§ Exercise aim:
Work through the entries below and report how many lines include "content". The number alone is the answer.

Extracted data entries
__________________________________________________

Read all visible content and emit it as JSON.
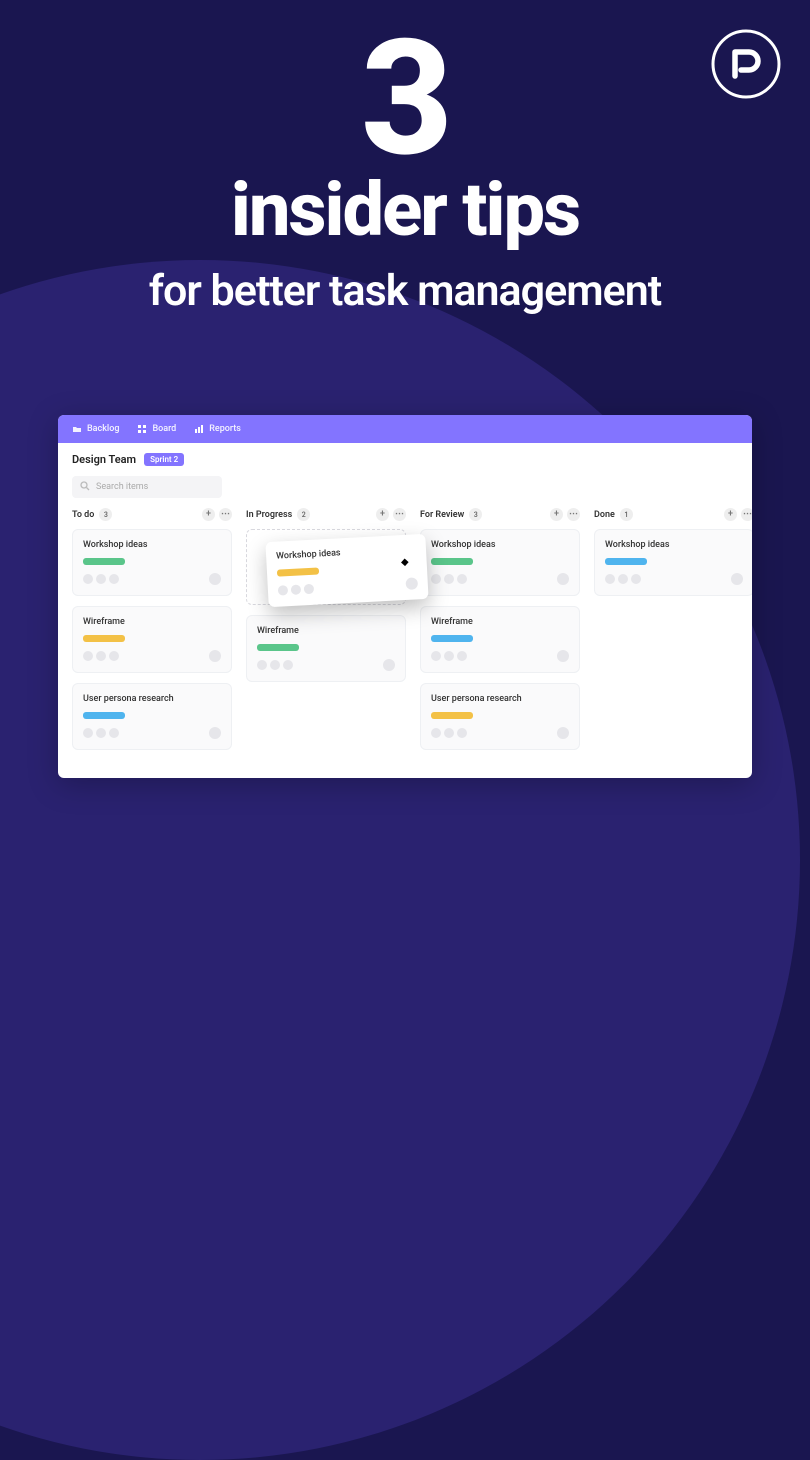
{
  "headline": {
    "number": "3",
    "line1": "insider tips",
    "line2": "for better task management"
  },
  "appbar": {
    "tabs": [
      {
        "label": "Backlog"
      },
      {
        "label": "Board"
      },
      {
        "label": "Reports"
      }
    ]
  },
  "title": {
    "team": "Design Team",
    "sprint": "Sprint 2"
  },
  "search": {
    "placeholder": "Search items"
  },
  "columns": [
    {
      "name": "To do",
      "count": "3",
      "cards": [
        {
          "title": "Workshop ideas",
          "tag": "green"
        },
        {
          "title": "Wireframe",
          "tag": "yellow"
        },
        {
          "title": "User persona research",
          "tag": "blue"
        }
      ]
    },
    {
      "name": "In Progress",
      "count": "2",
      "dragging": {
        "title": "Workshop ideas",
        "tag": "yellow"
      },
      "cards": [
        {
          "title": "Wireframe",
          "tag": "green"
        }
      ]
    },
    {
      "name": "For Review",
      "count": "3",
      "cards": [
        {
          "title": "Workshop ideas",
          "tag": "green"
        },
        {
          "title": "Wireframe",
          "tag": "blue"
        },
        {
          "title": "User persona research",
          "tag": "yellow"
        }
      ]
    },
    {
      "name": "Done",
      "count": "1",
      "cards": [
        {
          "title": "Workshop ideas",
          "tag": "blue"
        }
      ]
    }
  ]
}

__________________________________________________

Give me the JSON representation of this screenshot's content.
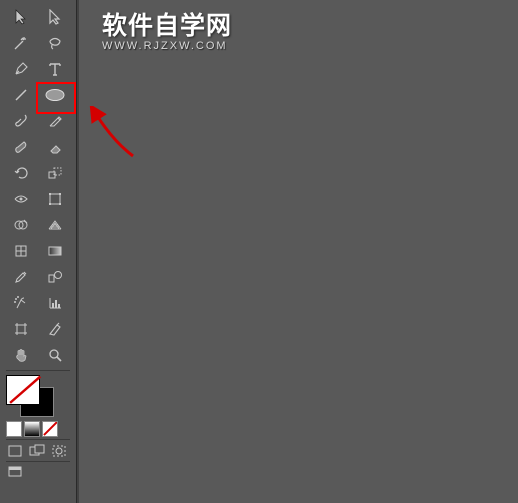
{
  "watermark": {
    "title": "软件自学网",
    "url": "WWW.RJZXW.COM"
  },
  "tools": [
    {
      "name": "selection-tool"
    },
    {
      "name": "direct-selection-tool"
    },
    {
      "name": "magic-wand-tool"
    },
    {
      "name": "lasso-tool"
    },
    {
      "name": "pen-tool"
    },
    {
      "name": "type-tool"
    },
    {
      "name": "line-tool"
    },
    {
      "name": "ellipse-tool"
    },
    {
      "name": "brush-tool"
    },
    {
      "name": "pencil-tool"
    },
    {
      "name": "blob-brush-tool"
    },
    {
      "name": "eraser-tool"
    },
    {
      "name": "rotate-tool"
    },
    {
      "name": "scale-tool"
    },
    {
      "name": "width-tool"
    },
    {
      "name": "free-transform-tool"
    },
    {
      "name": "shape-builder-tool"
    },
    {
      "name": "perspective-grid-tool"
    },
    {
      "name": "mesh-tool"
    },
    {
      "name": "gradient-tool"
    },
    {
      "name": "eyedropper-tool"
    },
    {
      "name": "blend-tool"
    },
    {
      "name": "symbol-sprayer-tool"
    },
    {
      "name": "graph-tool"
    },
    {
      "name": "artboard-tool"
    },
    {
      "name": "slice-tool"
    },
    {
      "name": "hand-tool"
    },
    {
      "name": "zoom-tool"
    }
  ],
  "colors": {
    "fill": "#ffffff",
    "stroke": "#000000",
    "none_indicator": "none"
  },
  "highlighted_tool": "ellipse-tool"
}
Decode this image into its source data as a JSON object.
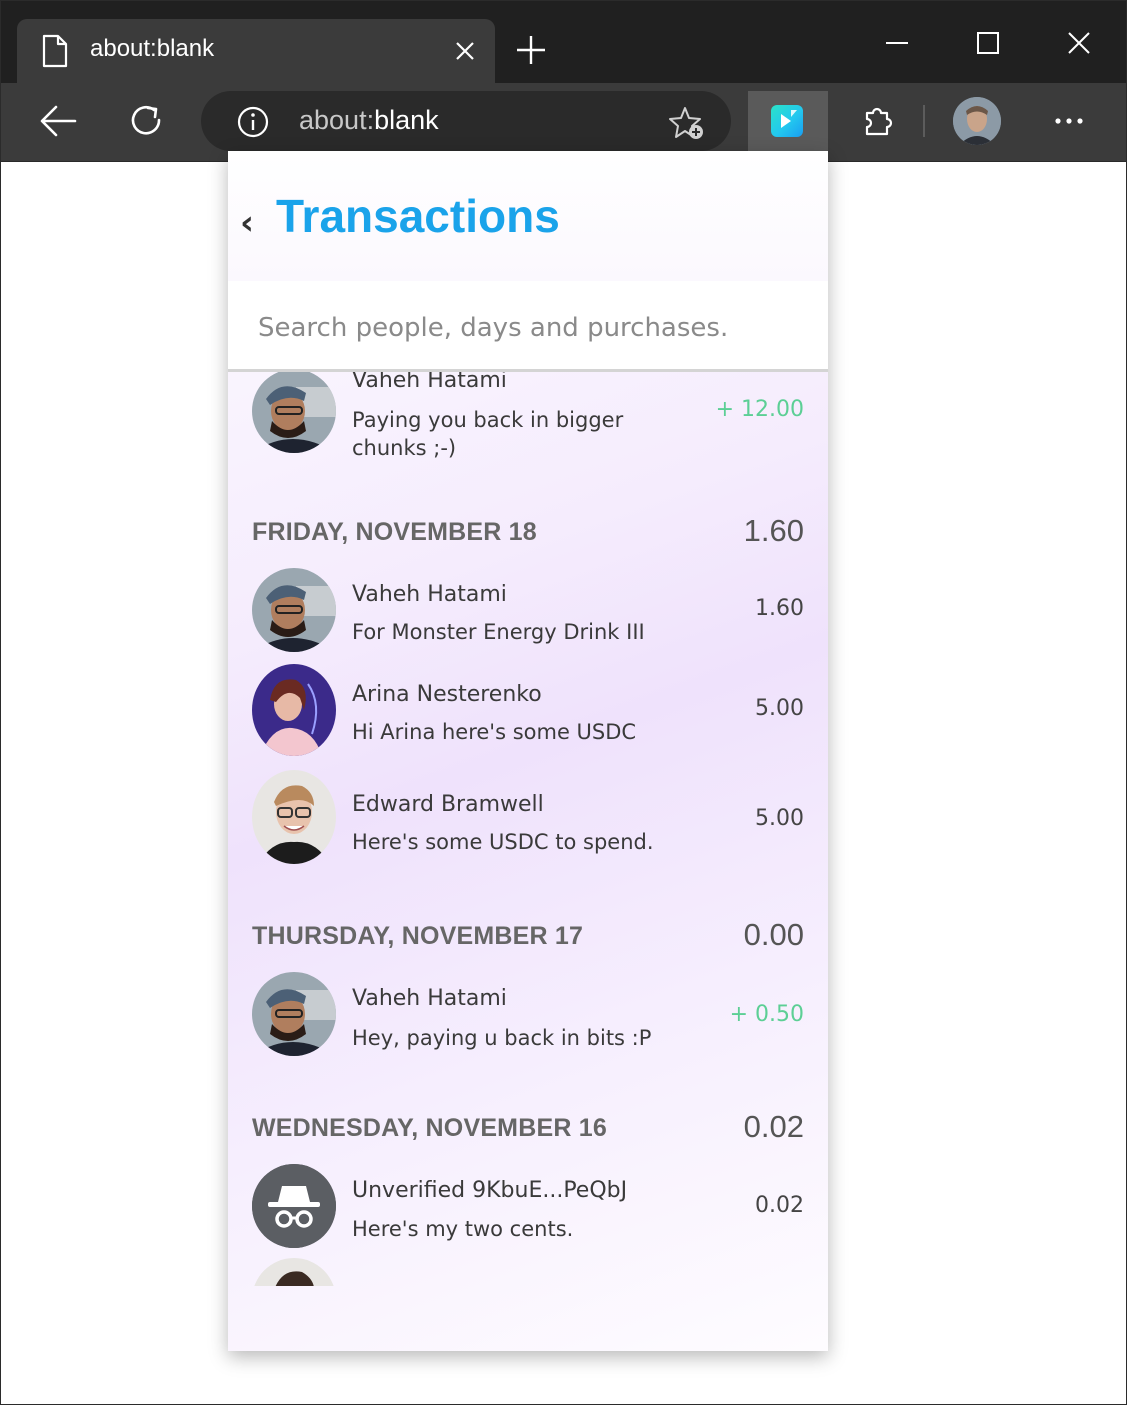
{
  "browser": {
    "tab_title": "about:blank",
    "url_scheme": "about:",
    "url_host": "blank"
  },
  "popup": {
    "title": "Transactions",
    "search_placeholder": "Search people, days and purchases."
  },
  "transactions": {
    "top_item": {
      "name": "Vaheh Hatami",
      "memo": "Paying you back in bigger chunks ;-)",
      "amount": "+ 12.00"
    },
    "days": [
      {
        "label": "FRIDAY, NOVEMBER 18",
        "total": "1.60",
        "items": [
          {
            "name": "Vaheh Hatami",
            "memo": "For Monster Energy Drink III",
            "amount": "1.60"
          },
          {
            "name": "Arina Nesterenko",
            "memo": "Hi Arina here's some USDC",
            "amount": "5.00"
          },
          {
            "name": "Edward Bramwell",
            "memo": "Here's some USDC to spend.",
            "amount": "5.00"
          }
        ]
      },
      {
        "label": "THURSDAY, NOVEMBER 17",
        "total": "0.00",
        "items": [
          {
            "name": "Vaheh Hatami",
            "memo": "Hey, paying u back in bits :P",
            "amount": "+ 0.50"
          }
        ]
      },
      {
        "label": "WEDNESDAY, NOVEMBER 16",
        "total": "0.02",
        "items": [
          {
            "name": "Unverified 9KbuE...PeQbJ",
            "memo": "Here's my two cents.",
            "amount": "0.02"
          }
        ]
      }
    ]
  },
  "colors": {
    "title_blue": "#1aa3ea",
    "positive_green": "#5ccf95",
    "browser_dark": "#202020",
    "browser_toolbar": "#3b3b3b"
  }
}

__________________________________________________

§ Reply:
2